TASK DETAILS ▸ Report each line from the data below that holds the word "heading".

RECORDS FOR THIS EXERCISE ▸
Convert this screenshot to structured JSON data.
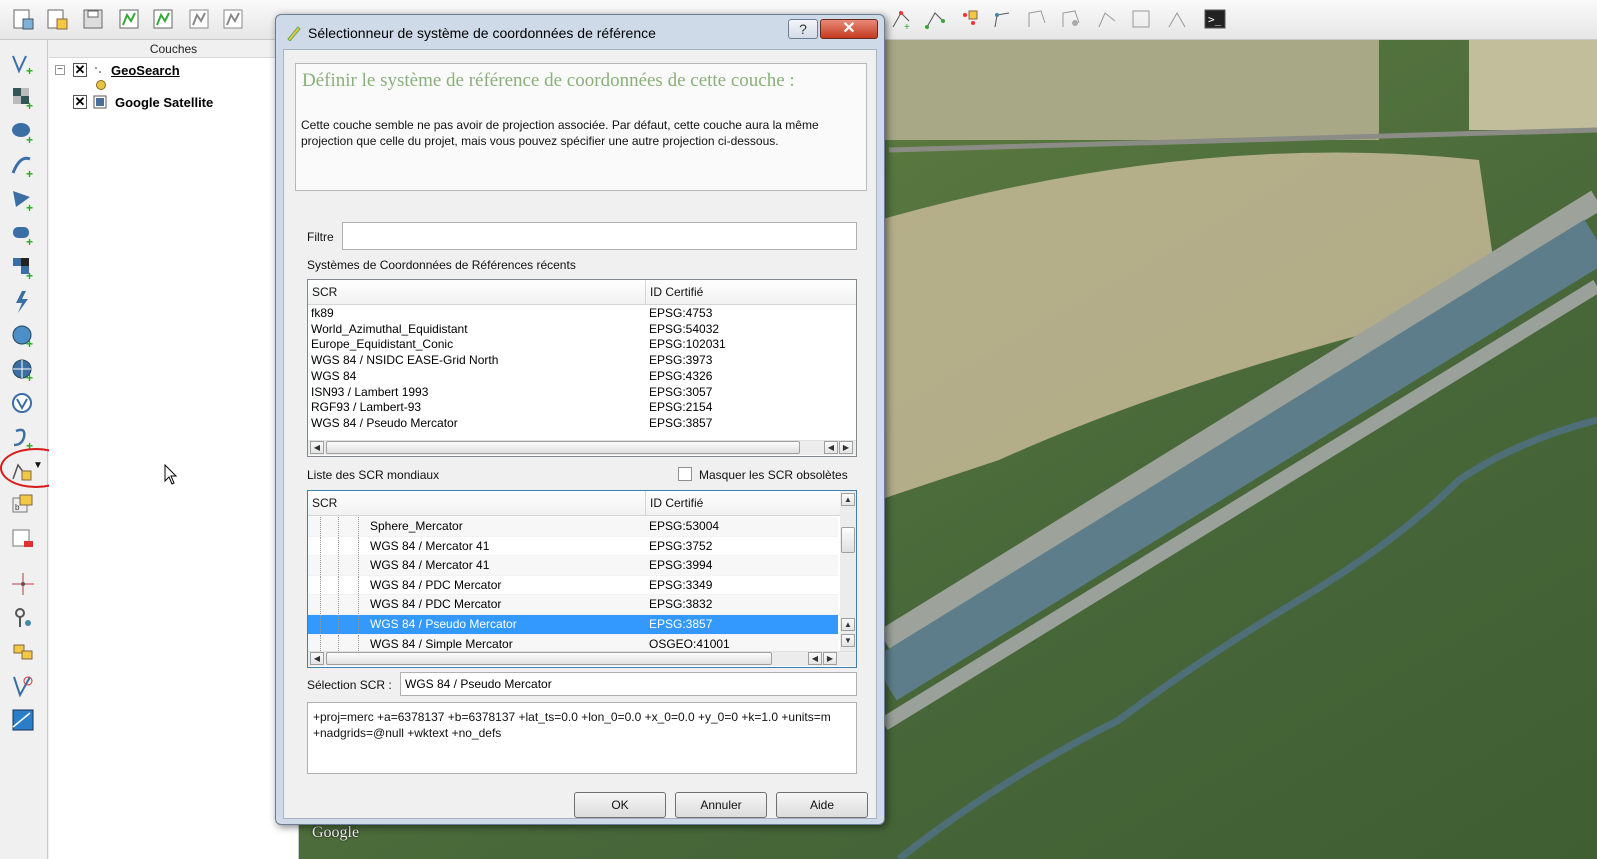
{
  "layers_panel": {
    "title": "Couches",
    "layers": [
      {
        "name": "GeoSearch"
      },
      {
        "name": "Google Satellite"
      }
    ]
  },
  "map": {
    "attribution": "Google"
  },
  "dialog": {
    "title": "Sélectionneur de système de coordonnées de référence",
    "help_label": "?",
    "close_label": "✕",
    "heading": "Définir le système de référence de coordonnées de cette couche :",
    "description": "Cette couche semble ne pas avoir de projection associée. Par défaut, cette couche aura la même projection que celle du projet, mais vous pouvez spécifier une autre projection ci-dessous.",
    "filter": {
      "label": "Filtre",
      "value": ""
    },
    "recent": {
      "label": "Systèmes de Coordonnées de Références récents",
      "columns": [
        "SCR",
        "ID Certifié"
      ],
      "rows": [
        {
          "name": "fk89",
          "id": "EPSG:4753"
        },
        {
          "name": "World_Azimuthal_Equidistant",
          "id": "EPSG:54032"
        },
        {
          "name": "Europe_Equidistant_Conic",
          "id": "EPSG:102031"
        },
        {
          "name": "WGS 84 / NSIDC EASE-Grid North",
          "id": "EPSG:3973"
        },
        {
          "name": "WGS 84",
          "id": "EPSG:4326"
        },
        {
          "name": "ISN93 / Lambert 1993",
          "id": "EPSG:3057"
        },
        {
          "name": "RGF93 / Lambert-93",
          "id": "EPSG:2154"
        },
        {
          "name": "WGS 84 / Pseudo Mercator",
          "id": "EPSG:3857"
        }
      ]
    },
    "world": {
      "label": "Liste des SCR mondiaux",
      "hide_deprecated_label": "Masquer les SCR obsolètes",
      "hide_deprecated_checked": false,
      "columns": [
        "SCR",
        "ID Certifié"
      ],
      "rows": [
        {
          "name": "Sphere_Mercator",
          "id": "EPSG:53004"
        },
        {
          "name": "WGS 84 / Mercator 41",
          "id": "EPSG:3752"
        },
        {
          "name": "WGS 84 / Mercator 41",
          "id": "EPSG:3994"
        },
        {
          "name": "WGS 84 / PDC Mercator",
          "id": "EPSG:3349"
        },
        {
          "name": "WGS 84 / PDC Mercator",
          "id": "EPSG:3832"
        },
        {
          "name": "WGS 84 / Pseudo Mercator",
          "id": "EPSG:3857"
        },
        {
          "name": "WGS 84 / Simple Mercator",
          "id": "OSGEO:41001"
        }
      ],
      "selected_index": 5
    },
    "selection": {
      "label": "Sélection SCR :",
      "value": "WGS 84 / Pseudo Mercator"
    },
    "proj_string": "+proj=merc +a=6378137 +b=6378137 +lat_ts=0.0 +lon_0=0.0 +x_0=0.0 +y_0=0 +k=1.0 +units=m +nadgrids=@null +wktext  +no_defs",
    "buttons": {
      "ok": "OK",
      "cancel": "Annuler",
      "help": "Aide"
    }
  },
  "colors": {
    "selection": "#3399ff",
    "heading": "#8ab07a",
    "close": "#c53a20",
    "annotation": "#d81a1a"
  }
}
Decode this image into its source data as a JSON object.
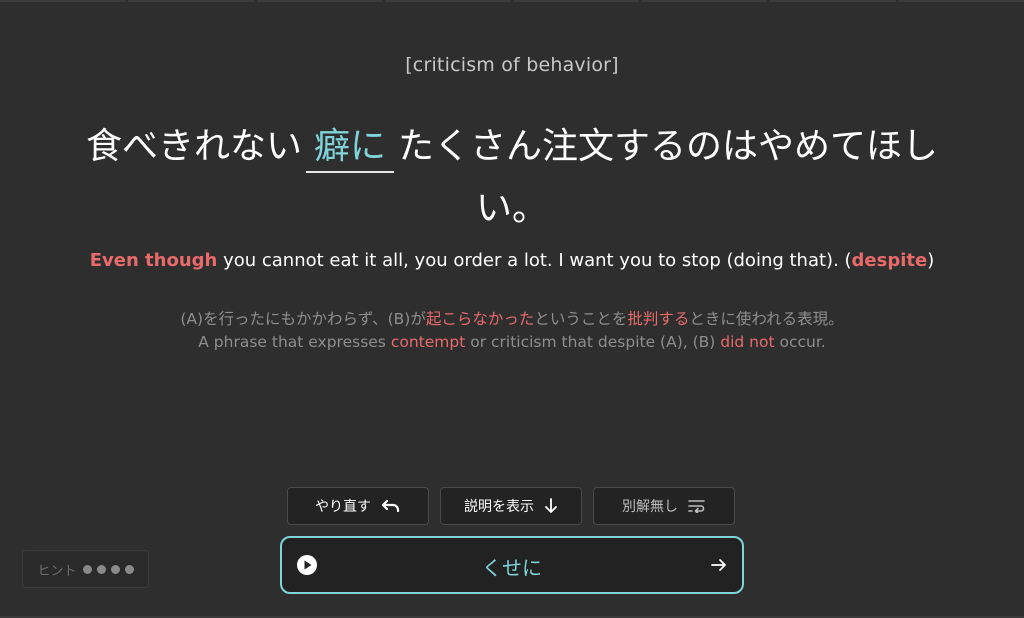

ANSWER BOX ▸
    "heading": "Définir le système de référence de coordonnées de cette couche :",
    "heading": "#8ab07a",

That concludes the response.